No significant difference in the rate of MMR was observed at 12 months between nilotinib and flumatinib (78% vs 80%; P=0.68). Similarly, no significant difference was observed in the rate of EMR at 3 months (85% vs 89%; P=0.26) and the rate of optimal molecular response at 6 months (93% vs 92%; P=0.70; BCR-ABL1 is ≤1%) between the two groups. The overall safety profile was similar between the two groups. However, hyperbilirubinemia (47% vs 7%), increased ALT (33% vs 12%), increased AST (24% vs 9%), rash (30% vs 18%) and anemia (19% vs 10%) were more frequent in nilotinib group than flumatinib group, whereas diarrhea was lower in nilotinib than flumatinib (2.7% vs 8.8%). The incidence rate of grade 3-4 AEs were reported to be 13% in nilotinib group and 10% in flumatinib group. The safety of flumatinib was more favorable compared to nilotinib in terms of hepatic toxicities, skin toxicities, etc. (Figure 1).


The efficacy of flumatinib is comparable to nilotinib in Chinese patients with newly diagnosed Ph+ CML-CP. The overall incidences of grade 3-4 AEs were also accessible for the two drugs, nevertheless, a few AEs inclusively hepatic toxicity, anemia and skin toxicity were remarkably lower with flumatinib intervention.

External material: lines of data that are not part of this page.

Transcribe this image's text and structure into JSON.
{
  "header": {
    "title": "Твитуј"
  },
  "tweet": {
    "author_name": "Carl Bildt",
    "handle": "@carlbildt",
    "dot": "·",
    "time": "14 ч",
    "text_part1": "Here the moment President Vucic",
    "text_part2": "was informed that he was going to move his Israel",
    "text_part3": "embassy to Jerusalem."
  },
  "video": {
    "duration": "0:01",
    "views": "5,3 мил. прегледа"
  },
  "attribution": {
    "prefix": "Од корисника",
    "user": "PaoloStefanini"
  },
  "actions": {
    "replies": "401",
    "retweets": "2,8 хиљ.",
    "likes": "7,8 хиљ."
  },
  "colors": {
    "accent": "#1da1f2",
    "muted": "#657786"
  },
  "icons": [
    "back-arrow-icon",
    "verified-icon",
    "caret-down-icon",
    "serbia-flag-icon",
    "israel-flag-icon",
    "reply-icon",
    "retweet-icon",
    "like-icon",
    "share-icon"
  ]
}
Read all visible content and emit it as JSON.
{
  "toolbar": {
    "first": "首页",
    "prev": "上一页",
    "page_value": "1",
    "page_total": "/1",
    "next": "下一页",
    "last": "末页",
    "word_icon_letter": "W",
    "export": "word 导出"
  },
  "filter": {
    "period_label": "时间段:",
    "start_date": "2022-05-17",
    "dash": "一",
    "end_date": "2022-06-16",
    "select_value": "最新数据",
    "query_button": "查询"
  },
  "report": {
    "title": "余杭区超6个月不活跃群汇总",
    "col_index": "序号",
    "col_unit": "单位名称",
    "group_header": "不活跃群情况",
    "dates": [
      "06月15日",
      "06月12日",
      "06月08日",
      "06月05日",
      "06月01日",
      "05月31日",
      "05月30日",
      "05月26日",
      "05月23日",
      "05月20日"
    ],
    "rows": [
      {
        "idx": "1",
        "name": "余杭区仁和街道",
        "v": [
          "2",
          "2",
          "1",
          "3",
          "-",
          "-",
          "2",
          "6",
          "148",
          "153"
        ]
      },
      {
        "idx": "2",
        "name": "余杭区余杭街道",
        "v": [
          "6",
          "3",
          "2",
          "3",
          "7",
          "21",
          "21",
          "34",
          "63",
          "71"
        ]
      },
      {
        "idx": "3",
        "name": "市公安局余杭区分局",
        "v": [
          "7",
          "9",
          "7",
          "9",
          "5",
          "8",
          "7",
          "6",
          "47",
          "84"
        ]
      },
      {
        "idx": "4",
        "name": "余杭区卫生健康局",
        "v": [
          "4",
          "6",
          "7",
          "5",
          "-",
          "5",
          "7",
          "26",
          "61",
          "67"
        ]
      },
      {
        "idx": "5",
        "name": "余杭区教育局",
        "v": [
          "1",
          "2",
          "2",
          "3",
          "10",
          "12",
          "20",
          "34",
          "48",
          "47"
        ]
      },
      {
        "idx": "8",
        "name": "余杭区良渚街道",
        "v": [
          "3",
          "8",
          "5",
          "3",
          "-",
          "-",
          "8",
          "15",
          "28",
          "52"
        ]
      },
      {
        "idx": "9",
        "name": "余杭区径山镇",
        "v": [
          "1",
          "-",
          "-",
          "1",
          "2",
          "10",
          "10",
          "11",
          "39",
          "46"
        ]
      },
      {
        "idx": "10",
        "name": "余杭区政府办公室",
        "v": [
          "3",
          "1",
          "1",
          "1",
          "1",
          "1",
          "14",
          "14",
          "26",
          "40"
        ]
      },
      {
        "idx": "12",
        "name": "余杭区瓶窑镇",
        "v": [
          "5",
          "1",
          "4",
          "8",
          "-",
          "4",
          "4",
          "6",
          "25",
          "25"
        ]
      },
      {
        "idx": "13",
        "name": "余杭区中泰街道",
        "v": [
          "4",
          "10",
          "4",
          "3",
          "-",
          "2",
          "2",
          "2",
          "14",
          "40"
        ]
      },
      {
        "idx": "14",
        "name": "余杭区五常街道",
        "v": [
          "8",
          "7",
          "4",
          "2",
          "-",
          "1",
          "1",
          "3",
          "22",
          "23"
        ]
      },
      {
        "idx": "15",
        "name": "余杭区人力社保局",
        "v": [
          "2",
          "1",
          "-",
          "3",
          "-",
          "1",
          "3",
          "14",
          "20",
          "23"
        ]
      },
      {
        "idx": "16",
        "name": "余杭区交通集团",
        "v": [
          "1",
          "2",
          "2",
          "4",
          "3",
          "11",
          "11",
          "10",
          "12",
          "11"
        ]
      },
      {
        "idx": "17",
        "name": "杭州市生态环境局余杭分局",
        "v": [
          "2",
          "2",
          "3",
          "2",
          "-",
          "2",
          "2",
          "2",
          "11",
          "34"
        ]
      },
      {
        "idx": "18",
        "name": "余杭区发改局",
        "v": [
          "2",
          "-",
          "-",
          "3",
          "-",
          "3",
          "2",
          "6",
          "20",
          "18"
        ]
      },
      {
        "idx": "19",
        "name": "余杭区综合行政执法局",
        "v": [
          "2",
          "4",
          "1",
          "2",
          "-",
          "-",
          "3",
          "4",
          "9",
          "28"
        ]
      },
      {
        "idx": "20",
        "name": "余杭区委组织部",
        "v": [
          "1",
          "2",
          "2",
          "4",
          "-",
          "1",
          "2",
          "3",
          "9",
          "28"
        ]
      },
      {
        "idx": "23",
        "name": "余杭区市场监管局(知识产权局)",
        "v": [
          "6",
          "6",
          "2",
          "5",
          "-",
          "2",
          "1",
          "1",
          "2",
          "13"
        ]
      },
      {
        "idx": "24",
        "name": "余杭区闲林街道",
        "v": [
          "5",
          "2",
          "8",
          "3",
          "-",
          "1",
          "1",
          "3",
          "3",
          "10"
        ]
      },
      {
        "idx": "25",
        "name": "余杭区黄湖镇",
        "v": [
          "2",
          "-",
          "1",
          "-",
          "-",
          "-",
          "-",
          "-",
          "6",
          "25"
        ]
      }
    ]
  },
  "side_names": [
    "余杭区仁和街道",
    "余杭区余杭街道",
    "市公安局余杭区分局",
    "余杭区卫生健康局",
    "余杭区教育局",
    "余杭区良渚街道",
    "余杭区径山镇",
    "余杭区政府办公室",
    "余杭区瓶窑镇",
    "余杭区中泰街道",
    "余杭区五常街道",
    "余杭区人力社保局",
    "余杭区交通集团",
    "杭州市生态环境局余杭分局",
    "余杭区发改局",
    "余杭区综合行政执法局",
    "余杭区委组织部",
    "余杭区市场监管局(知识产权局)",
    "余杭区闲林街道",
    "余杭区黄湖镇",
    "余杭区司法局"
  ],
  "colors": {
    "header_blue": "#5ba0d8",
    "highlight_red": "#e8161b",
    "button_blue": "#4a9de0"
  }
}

Disclosures: No relevant conflicts of interest to declare.

*signifies non-member of ASH